Biographical noteHermann Hesse was born in southern Germany in 1877. His most famous works are Siddhartha (1922), Journey to the East (1932), Demian (1919), Steppenwolf (1927), and Narcissus and Goldmund (1930). Hesse died at his home in Switzerland in 1962.Paulo Coelho was born in Brazil and has become one of the most widely read authors in the world. Especially renowned for The Alchemist and Eleven Minutes, he has sold more than 100 million books worldwide and has been translated into 66 languages. Main descriptionHermann Hesse's moving and inspirational chronicle of spiritual evolution, Siddhartha, includes a new introduction by bestselling author Paulo Coehlo in Penguin Classics. Siddhartha is perhaps the most important and compelling moral allegory our troubled century has produced. Integrating Eastern and Western spiritual traditions with psychoanalysis and philosophy, this strangely simple tale, written with a deep and moving empathy for humanity, has touched the lives of millions since its original publication in 1922. Set in India, Siddhartha is the story of a young Brahmin's search for ultimate reality after meeting with the Buddha.

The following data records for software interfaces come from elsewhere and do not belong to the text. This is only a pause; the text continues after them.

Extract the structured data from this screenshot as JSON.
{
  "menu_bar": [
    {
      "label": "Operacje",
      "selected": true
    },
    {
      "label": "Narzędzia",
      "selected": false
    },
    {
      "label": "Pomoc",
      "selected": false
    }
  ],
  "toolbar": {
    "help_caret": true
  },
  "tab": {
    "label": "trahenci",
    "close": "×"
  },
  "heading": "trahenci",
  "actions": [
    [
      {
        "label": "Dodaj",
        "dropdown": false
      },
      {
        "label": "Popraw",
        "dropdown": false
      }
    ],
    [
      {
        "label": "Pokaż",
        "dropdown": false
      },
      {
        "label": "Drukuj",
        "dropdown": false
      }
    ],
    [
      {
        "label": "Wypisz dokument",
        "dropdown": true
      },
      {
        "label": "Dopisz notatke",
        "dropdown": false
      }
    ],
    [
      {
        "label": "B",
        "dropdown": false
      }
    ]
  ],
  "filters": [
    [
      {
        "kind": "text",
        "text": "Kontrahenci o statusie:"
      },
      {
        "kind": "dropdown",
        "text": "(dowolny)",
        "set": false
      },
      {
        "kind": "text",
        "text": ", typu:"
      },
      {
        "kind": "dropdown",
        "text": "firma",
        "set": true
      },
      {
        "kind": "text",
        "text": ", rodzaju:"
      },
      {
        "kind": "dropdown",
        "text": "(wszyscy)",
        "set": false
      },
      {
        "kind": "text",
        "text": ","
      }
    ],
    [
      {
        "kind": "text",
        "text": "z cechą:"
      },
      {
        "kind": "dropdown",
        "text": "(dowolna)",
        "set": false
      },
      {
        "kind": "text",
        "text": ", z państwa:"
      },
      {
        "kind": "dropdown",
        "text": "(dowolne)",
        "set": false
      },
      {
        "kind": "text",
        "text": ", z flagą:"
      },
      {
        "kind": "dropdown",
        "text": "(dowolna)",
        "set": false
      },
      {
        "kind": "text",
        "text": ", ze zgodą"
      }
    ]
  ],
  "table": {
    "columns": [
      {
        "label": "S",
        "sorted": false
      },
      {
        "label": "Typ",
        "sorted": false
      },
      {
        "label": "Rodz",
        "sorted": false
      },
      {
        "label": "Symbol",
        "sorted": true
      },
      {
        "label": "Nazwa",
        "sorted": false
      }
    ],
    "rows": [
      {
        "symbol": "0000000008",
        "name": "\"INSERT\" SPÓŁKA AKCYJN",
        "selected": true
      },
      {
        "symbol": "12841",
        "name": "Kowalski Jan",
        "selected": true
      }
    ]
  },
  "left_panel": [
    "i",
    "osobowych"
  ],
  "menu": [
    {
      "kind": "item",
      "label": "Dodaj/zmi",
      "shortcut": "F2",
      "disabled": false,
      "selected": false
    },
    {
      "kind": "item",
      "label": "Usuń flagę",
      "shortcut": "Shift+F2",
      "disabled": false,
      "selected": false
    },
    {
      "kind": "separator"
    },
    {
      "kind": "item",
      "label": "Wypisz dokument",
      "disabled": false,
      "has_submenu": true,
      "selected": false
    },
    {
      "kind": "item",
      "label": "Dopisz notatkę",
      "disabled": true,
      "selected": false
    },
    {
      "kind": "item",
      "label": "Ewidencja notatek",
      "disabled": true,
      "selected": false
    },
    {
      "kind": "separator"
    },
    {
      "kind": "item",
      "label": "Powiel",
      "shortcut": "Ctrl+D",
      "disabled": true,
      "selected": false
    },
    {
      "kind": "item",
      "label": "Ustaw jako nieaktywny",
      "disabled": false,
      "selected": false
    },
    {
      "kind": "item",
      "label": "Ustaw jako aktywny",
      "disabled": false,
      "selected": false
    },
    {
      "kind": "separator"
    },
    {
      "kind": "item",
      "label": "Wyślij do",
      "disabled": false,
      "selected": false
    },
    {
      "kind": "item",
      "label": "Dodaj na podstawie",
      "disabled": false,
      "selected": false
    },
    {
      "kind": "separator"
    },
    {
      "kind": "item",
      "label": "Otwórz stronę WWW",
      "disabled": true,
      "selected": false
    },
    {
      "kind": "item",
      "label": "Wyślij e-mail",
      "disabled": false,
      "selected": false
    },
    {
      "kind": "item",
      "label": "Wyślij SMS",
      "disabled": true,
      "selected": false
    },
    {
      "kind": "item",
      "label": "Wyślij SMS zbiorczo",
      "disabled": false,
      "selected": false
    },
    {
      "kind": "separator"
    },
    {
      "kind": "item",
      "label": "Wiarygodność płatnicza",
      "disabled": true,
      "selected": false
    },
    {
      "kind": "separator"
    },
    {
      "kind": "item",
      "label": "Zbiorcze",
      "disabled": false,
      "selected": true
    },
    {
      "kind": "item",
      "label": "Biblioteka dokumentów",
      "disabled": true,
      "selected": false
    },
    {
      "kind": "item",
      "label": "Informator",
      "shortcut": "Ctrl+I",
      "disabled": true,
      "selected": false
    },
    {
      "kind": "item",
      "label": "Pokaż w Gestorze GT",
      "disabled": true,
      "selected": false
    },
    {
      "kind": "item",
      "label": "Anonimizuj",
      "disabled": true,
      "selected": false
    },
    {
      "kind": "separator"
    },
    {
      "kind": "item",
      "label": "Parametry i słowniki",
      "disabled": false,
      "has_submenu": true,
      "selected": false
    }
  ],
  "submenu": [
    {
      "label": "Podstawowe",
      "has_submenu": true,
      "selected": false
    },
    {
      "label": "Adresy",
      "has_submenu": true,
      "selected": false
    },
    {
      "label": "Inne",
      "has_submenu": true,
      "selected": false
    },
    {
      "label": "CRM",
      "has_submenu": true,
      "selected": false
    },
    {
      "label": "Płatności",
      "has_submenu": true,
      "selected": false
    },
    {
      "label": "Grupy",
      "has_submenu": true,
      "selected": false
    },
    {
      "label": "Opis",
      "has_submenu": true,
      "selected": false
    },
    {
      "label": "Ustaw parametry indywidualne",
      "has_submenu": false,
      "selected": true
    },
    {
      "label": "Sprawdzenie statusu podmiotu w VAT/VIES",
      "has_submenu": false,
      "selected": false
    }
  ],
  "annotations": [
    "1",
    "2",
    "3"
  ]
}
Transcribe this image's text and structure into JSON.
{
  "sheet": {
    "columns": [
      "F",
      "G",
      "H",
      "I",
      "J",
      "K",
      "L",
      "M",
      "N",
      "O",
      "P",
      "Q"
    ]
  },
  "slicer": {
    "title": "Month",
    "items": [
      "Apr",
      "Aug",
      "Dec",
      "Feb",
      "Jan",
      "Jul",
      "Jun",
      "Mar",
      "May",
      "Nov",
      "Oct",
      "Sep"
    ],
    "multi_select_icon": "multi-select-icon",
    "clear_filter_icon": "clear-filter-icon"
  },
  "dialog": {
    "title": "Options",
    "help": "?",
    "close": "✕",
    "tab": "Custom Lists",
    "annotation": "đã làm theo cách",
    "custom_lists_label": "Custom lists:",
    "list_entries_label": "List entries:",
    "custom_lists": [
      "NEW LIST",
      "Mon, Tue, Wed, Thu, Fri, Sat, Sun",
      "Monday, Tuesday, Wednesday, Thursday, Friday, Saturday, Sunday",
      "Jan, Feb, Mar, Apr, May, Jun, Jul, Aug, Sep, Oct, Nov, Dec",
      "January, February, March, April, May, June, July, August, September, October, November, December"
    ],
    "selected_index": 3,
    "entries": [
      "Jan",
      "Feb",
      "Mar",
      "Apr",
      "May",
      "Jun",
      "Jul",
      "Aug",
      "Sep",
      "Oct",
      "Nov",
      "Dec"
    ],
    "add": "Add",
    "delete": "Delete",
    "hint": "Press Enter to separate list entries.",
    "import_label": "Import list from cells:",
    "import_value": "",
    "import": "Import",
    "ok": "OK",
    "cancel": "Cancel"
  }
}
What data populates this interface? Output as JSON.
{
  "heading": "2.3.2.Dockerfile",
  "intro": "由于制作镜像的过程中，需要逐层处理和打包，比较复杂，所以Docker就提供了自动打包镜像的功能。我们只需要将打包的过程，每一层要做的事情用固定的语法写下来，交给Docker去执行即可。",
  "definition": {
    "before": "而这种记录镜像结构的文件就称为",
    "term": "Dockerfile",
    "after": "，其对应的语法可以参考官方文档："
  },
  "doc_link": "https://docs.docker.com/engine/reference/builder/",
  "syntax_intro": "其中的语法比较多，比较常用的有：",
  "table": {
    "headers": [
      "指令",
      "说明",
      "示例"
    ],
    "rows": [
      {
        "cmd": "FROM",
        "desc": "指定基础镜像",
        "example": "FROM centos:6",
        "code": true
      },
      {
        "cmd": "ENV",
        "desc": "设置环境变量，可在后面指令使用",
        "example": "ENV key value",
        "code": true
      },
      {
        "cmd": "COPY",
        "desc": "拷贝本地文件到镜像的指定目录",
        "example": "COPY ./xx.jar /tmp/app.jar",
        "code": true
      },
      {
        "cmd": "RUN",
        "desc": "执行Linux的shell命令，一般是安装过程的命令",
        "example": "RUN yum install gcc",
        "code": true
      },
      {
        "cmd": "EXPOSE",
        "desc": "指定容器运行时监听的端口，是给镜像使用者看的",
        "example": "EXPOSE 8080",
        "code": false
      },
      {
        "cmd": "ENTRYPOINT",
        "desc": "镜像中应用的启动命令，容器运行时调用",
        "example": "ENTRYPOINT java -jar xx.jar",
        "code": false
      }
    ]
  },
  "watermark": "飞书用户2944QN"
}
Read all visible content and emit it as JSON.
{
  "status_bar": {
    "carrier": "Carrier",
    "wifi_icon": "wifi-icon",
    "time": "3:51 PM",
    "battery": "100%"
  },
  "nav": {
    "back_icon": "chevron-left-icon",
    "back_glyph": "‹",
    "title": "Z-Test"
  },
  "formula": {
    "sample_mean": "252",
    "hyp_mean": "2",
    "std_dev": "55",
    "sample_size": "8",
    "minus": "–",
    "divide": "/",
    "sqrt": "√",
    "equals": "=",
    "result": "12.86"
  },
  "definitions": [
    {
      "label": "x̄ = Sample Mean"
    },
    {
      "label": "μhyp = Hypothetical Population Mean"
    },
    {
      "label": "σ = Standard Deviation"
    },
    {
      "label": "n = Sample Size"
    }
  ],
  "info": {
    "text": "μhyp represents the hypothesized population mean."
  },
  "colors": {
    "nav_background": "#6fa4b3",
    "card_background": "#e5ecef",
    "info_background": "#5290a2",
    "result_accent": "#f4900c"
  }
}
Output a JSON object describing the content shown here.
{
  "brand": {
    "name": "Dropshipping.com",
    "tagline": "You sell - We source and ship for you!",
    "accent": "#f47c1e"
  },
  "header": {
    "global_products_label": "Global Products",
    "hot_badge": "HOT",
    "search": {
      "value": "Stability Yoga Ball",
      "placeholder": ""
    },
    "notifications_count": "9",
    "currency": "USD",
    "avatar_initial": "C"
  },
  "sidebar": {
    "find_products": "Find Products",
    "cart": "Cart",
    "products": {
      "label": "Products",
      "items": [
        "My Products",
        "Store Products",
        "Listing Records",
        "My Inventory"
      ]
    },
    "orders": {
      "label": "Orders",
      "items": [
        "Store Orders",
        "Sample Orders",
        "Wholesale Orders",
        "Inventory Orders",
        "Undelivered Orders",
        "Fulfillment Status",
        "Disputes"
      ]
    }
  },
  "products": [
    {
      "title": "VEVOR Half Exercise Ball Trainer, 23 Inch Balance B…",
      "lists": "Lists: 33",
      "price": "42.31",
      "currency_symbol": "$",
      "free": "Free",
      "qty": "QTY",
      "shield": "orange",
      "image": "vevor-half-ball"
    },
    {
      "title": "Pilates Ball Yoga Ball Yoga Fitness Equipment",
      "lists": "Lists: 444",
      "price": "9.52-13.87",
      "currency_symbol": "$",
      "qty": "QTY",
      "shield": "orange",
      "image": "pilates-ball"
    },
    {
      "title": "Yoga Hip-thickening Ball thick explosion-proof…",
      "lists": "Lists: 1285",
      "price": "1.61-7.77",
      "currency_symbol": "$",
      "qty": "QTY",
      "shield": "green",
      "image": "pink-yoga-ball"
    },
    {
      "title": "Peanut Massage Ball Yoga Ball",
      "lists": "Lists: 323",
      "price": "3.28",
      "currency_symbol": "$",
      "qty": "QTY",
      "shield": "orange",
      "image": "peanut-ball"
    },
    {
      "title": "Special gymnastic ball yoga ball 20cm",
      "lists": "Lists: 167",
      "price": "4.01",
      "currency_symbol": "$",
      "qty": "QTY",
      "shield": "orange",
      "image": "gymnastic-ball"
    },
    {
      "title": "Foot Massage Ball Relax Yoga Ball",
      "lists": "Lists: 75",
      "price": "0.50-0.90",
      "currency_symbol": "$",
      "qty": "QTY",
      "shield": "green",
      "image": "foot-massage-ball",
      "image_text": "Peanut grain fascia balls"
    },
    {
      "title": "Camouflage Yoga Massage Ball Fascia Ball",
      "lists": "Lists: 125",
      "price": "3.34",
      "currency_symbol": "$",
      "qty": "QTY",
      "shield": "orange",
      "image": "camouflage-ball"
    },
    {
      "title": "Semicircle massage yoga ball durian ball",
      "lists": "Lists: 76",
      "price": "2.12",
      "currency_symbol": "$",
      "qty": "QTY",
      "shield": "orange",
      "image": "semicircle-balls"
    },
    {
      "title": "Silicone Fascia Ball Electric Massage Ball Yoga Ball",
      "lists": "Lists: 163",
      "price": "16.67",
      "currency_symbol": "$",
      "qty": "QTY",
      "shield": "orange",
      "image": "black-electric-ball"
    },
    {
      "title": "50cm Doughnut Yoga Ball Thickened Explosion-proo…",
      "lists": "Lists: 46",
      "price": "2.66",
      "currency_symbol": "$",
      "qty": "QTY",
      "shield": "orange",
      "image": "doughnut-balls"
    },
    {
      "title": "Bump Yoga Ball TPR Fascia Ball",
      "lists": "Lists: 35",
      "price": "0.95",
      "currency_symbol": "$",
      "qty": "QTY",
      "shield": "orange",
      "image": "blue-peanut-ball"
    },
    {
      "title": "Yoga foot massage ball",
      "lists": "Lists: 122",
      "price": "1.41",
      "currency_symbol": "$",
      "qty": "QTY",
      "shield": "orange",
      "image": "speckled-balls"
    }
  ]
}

His quest takes him from a life of decadence to asceticism, from the illusory joys of sensual love with a beautiful courtesan, and of wealth and fame, to the painful struggles with his son and the ultimate wisdom of renunciation. Hermann Hesse (1877-1962) suffered from depression, endured criticism for his pacifist views, and weathered series of personal crises which led him to undergo psychoanalysis with J. B. Lang; a process which resulted in Demian (1919), a novel whose main character is torn between the orderliness of bourgeois existence and the turbulent and enticing world of sensual experience. This dichotomy is prominent in Hesse's subsequent novels, including Siddhartha (1922), Steppenwolf (1927), Narcissus and Goldmund (1930) and his magnum opus, The Glass Bead Game (1943). Hesse was awarded the Nobel Prize for Literature in 1946. Paulo Coelho was born in Brazil and has become one of the most widely read authors in the world. Especially renowned for The Alchemist and Eleven Minutes, he has sold more than 100 million books worldwide and has been translated into 66 languages. If you enjoyed Siddhartha, you might like Hesse's Steppenwolf, also available in Penguin Classics. 'A subtle distillation of wisdom, stylistic grace and symmetry of form'The Sunday Times 'A writer of genius'The Times